Internationally recognized for her research about interactions between insects and their host plants, Berenbaum through her work has fundamentally changed the understanding of the relationship between insects and the plants they eat. That research has created the basis for the theory of coevolution. She has described the “arms race” between plants and the insects that feed on them. Her work has provided a strong evolutionary outline for insects’ resistance to insecticides. Continue reading

College of Agriculture and Life Sciences Assistant Professor – Precision Pest Ecology
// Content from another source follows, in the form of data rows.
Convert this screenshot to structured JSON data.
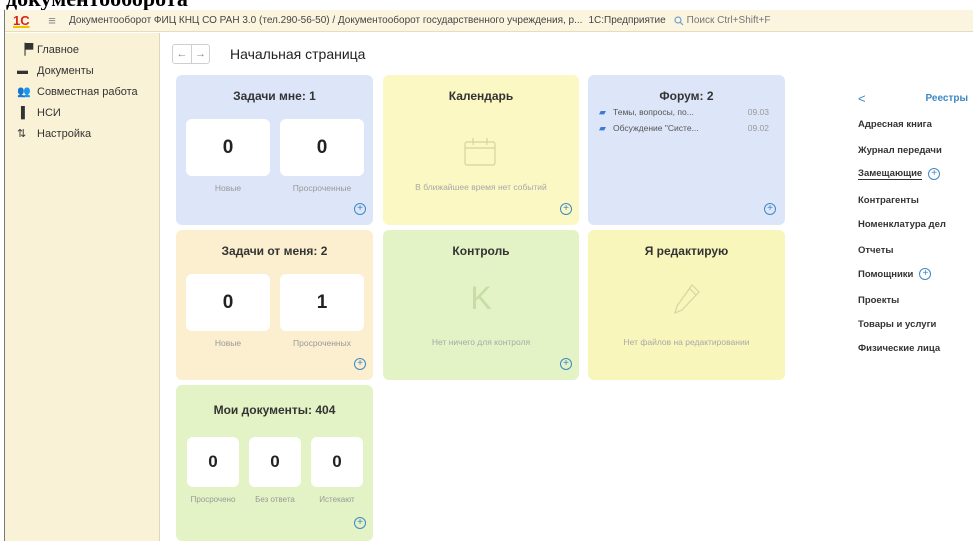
{
  "background_heading": "документооборота",
  "titlebar": {
    "logo": "1С",
    "menu_icon": "hamburger-icon",
    "title": "Документооборот ФИЦ КНЦ СО РАН 3.0 (тел.290-56-50) / Документооборот государственного учреждения, р...",
    "app": "1С:Предприятие",
    "search_placeholder": "Поиск Ctrl+Shift+F"
  },
  "sidebar": {
    "items": [
      {
        "label": "Главное",
        "icon": "flag-icon"
      },
      {
        "label": "Документы",
        "icon": "folder-icon"
      },
      {
        "label": "Совместная работа",
        "icon": "people-icon"
      },
      {
        "label": "НСИ",
        "icon": "book-icon"
      },
      {
        "label": "Настройка",
        "icon": "settings-icon"
      }
    ]
  },
  "nav": {
    "back": "←",
    "forward": "→",
    "title": "Начальная страница"
  },
  "cards": {
    "tasks_to_me": {
      "title": "Задачи мне: 1",
      "new_value": "0",
      "new_label": "Новые",
      "overdue_value": "0",
      "overdue_label": "Просроченные",
      "color": "#dde6f8"
    },
    "calendar": {
      "title": "Календарь",
      "empty": "В ближайшее время нет событий",
      "color": "#fbf8c4"
    },
    "forum": {
      "title": "Форум: 2",
      "items": [
        {
          "text": "Темы, вопросы, по...",
          "date": "09.03"
        },
        {
          "text": "Обсуждение \"Систе...",
          "date": "09.02"
        }
      ],
      "color": "#dde6f8"
    },
    "tasks_from_me": {
      "title": "Задачи от меня: 2",
      "new_value": "0",
      "new_label": "Новые",
      "overdue_value": "1",
      "overdue_label": "Просроченных",
      "color": "#fcefcf"
    },
    "control": {
      "title": "Контроль",
      "empty": "Нет ничего для контроля",
      "icon_glyph": "K",
      "color": "#e3f3c6"
    },
    "editing": {
      "title": "Я редактирую",
      "empty": "Нет файлов на редактировании",
      "color": "#f9f6bc"
    },
    "my_docs": {
      "title": "Мои документы: 404",
      "overdue_value": "0",
      "overdue_label": "Просрочено",
      "noanswer_value": "0",
      "noanswer_label": "Без ответа",
      "expiring_value": "0",
      "expiring_label": "Истекают",
      "color": "#e3f3c6"
    }
  },
  "registers": {
    "back": "<",
    "title": "Реестры",
    "items": [
      "Адресная книга",
      "Журнал передачи",
      "Замещающие",
      "Контрагенты",
      "Номенклатура дел",
      "Отчеты",
      "Помощники",
      "Проекты",
      "Товары и услуги",
      "Физические лица"
    ],
    "plus": "+"
  }
}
The Department of Entomology & Plant Pathology at North Carolina State University invites applications for a 12-month tenure-track position at the Assistant Professor level. This faculty position is located on the main campus in Raleigh, North Carolina, and has a 60% research and 40% extension appointment. The position carries responsibilities for research and extension relating to arthropod management in row crops (including cotton, corn, peanuts, soybeans, small grains, sorghum and sweet potatoes) and requires a firm understanding of arthropod ecology, current pest management practices, and their interactions across multiple spatiotemporal scales in NC agroecosystems. Continue reading

UGA Ag & Natural Resources County Extension Agent Opening in SW Georgia

The University of Georgia is announcing an opening for a new Agriculture & Natural Resources County Extension Agent opening in Cordele, GA – Crisp County.

General information about UGA County Extension Agent positions may be found at: Continue reading

Call for Research and Outreach Proposals for Funding from the Southern Region Small Fruit Consortium

The Southern Region Small Fruit Consortium (SRSFC) requests proposals for calendar year 2017 to support pertinent applied research and outreach activities on small fruit crops in Arkansas, Georgia, North Carolina, South Carolina, Tennessee, and Virginia.

The Consortium especially encourages outreach proposals that result in the development of web-based in-service agent training modules in areas such as marketing strategies, pest management, post-harvest / handling, and enterprise budgets. Continue reading

Now is the time to check for Asian longhorned beetle

If you live in the Northeast, August is the time to check for Asian longhorned beetles or their distinctive holes. After first frost, any adult beetles die, but eggs and larvae may be hiding inside some of your trees waiting for next summer. USDA has eradicated several sites where the beetle was based on homeowner calls.

Read this USDA blog story for more information and for pictures of what to look for.

USDA Announces $18.9 Million in Awards to Improve Research Facilities at 1890 Historically Black Land-Grant Colleges and Universities

The U.S. Department of Agriculture’s (USDA) National Institute of Food and Agriculture (NIFA) today announced $18.9 million in renewal awards to build or improve agricultural and food science research facilities and equipment at historically black Land-Grant Colleges and Universities.  Today’s announcement builds on USDA’s ongoing efforts to foster strong partnerships with the 1890 community, ensure equal access to USDA programs and services, and support educational opportunities for the next generation of farmers and ranchers. Continue reading

Better Together: Gaining Buy-In for Optimal Ventilation

This webinar is sponsored by the Environmental Protection Agency on September 22 from 1 PM to 2:30 PM ET.

Webinar participants will learn how to—

  • Gain buy-in from senior management and other stakeholders by successfully communicating how academic performance can be improved with a comprehensive IAQ management program, which includes providing optimal ventilation.
  • Improve ventilation and save energy by taking critical steps and implementing proven Technical Solutions from the IAQ Tools for Schools Action Kit.
  • Use the School IAQ Assessment Mobile App to increase participation in and accountability for regular assessments of the indoor school environment.
  • Replicate proven strategies used by a successful school district to garner broad stakeholder support for implementing preventive maintenance plans for optimal ventilation.

Continue reading